Balancing and Withholding
Balancing is when Centrelink double checks you’ve received the correct amount of subsidy for the year by comparing the annual income estimate you provided, your lodged tax return details and your child’s care attendance records.
Centrelink automatically withholds an extra 5% of your allocated subsidy each fortnight. This is called withholding, and it is designed to reduce the likelihood of you receiving an overpayment.
If Balancing shows you’ve been overpaid, you repay the amount of overpayment. If you’ve been underpaid, you are eligible for a refund.
2. Activity test
The number of hours of subsidised child care that families have access to per fortnight is determined by four levels of activity.
In two-parent families both parents, unless exempt, must meet the activity test.
In the case where both parents meet different levels of the activity test, the parent with the LOWEST level determines the hours of subsidised care for the child.
Types of approved activity
A broad range of activities meet the activity test requirements, including time taken to travel between the child care centre and the parent’s place of work, training, study, or other recognised activity can also be included.
Combining a variety of recognised activities to determine the maximum number of hours of subsidy is allowed. (ie. all your activity doesn’t have to come from the same place).
For example, if you work 16 hours per fortnight, study for 12 hours and it takes you 4 hours to travel to and from those two activities a fortnight = 32 hours of recognised activity per fortnight and 72 hours of subsidised care.
Don’t underestimate your activity, it all adds up.
Low-income families with a combined annual income of $66,958 or less who do not meet and are not exempt from the activity test are entitled to 24 hours of subsided care per fortnight under the Child Care Safety Net.
Kindergarten Approved Care
Kindergarten aged children are entitled to 36 hours of attendance at a Kindergarten program in an approved long-day care service. No activity test is required.
Kindergarten programs not affiliated with a Long Day Care Service are not usually eligible.
3. Child care service type
The maximum hourly rate the Government will subsidise is based on the type of child care service and how old your children are.
These caps are the maximum amount the Government will provide.
If your child care service charges LESS than the hourly cap, you’ll receive your percentage of the actual rate charged by the centre. If your child care service charges MORE than the capped rate you’ll receive your percentage of the capped rate.
Day rates and sessions
If your child care service charges a daily rate, divide this by the number of hours in the session.

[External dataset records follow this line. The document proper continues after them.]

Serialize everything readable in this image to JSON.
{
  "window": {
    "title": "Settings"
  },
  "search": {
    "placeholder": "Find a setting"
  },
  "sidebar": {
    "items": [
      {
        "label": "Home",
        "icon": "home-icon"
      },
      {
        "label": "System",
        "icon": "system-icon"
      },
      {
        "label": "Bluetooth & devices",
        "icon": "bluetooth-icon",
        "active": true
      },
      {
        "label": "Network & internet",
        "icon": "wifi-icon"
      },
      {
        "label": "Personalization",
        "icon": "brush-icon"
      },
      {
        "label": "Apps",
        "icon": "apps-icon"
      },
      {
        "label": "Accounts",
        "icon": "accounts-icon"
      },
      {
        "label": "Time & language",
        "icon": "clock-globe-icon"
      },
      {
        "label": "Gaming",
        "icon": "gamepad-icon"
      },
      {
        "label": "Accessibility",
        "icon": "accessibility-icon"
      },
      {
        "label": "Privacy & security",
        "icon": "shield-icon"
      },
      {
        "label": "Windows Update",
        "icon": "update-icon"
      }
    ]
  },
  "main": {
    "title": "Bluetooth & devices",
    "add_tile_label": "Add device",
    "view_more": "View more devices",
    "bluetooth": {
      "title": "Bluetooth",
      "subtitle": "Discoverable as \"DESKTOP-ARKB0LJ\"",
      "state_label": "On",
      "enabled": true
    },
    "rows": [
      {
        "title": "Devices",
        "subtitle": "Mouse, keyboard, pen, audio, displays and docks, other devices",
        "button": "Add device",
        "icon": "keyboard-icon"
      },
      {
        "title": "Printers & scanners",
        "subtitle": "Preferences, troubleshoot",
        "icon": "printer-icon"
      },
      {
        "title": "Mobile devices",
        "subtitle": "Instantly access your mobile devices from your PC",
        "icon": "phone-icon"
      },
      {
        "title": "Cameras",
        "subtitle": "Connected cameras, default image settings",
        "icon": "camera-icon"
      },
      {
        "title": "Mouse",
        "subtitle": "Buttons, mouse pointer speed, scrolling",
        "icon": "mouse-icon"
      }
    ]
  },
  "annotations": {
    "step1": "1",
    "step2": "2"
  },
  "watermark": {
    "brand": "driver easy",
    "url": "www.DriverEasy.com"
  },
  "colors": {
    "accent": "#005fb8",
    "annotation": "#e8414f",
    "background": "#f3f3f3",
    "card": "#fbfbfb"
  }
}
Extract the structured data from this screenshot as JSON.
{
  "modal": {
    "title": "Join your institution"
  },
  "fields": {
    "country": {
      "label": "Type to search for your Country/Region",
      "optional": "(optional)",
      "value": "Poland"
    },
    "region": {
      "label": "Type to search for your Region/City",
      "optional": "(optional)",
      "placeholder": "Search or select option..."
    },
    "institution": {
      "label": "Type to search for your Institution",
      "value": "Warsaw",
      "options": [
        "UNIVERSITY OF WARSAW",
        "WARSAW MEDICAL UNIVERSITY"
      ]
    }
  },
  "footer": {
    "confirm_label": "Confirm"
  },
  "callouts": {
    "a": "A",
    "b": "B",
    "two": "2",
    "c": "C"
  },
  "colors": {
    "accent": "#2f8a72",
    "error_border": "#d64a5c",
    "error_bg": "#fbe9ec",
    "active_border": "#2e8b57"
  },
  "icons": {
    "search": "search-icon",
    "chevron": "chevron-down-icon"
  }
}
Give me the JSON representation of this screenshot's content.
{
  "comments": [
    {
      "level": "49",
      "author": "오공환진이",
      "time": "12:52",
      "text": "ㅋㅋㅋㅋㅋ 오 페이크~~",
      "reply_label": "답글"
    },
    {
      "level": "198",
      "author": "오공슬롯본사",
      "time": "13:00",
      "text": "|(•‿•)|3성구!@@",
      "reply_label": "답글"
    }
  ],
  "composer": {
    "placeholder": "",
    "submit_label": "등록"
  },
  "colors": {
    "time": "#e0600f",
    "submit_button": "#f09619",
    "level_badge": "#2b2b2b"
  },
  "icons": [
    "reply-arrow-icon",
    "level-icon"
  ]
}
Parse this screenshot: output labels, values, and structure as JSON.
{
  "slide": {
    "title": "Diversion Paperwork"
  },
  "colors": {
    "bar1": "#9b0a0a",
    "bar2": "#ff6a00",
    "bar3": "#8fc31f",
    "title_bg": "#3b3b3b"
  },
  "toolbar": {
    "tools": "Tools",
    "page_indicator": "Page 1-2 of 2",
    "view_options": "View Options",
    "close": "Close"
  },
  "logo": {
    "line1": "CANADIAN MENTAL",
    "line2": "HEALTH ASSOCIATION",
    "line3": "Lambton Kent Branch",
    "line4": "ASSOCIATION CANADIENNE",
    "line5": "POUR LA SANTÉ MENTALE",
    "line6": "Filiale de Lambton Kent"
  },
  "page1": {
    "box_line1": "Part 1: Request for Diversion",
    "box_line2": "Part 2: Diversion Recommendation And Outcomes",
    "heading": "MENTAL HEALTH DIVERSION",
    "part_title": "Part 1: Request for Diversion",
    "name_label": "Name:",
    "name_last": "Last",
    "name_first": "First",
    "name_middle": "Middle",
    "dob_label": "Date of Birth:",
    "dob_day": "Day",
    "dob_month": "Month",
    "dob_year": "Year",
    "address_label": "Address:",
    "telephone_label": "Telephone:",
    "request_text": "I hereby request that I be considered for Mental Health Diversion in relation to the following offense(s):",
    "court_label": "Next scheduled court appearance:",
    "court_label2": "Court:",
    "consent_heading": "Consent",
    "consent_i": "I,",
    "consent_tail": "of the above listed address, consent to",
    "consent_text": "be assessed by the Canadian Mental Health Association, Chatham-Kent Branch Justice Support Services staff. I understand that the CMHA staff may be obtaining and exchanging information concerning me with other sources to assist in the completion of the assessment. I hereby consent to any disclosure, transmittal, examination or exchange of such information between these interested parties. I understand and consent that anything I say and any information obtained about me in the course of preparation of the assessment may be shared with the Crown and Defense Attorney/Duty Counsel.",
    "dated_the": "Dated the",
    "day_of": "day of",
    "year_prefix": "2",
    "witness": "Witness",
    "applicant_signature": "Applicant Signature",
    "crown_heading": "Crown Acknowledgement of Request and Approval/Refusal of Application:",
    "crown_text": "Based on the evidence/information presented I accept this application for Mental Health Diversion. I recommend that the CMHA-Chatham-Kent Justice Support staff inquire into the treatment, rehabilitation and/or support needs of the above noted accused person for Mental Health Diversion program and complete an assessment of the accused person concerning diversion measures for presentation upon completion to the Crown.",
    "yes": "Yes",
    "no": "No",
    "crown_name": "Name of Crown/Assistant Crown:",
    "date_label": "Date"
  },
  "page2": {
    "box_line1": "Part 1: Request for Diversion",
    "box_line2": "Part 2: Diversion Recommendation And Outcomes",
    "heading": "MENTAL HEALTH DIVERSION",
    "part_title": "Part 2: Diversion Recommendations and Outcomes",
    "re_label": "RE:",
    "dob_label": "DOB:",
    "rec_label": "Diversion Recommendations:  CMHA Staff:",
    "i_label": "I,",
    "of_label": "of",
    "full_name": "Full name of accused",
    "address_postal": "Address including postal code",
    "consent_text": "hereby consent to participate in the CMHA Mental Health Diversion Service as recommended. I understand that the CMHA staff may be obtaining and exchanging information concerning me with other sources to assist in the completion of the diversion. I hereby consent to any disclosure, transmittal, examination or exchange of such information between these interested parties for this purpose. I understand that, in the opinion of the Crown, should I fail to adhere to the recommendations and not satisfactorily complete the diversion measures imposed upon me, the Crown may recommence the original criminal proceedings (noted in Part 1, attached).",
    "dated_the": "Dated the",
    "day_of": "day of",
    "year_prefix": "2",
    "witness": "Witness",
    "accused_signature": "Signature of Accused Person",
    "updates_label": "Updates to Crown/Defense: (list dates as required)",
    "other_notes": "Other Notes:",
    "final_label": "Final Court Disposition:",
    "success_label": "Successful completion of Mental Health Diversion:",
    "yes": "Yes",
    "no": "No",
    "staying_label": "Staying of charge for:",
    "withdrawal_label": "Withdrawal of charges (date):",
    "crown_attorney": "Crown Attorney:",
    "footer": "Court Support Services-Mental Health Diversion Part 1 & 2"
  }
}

Just be aware that the number of hours in a session may not be the number of hours your child actually attends.
For example, Kylie sends Zoe to child care for 6 hours on a Tuesday. The centre has a daily rate of $100 per day based on a 10-hour session. Therefore, the centres’ hourly fee is $10.
One other thing to note about child care centre sessions, even though Zoe is only attending 6 hours of care she’s using 10 hours of subsidy because the day rate is 10-hour sessions
Regulations may change so be sure to keep up to date with the latest information.
4. Number of children in care
Families with more than one child in care may be eligible for a higher subsidy for their second child and younger children if they earn less than $354,305 and have more than one child aged 5 or under in child care.
The ‘standard rate child’ is usually the eldest child in care, while younger children may be eligible for a 30% higher subsidy, up to a maximum 95%.
For example, Lisa is eligible for a 50% child care subsidy. Her eldest child Jack will continue to receive this subsidy for this care. Her younger child, Laura will now be eligible for an 80% subsidy based on the higher rate.
Information is current as of April 2022.
The subsidy you receive will depend upon your own personal circumstances and is subject to your combined family income, hours of recognised activity and child care details. For more information visit The Department of Education’s website.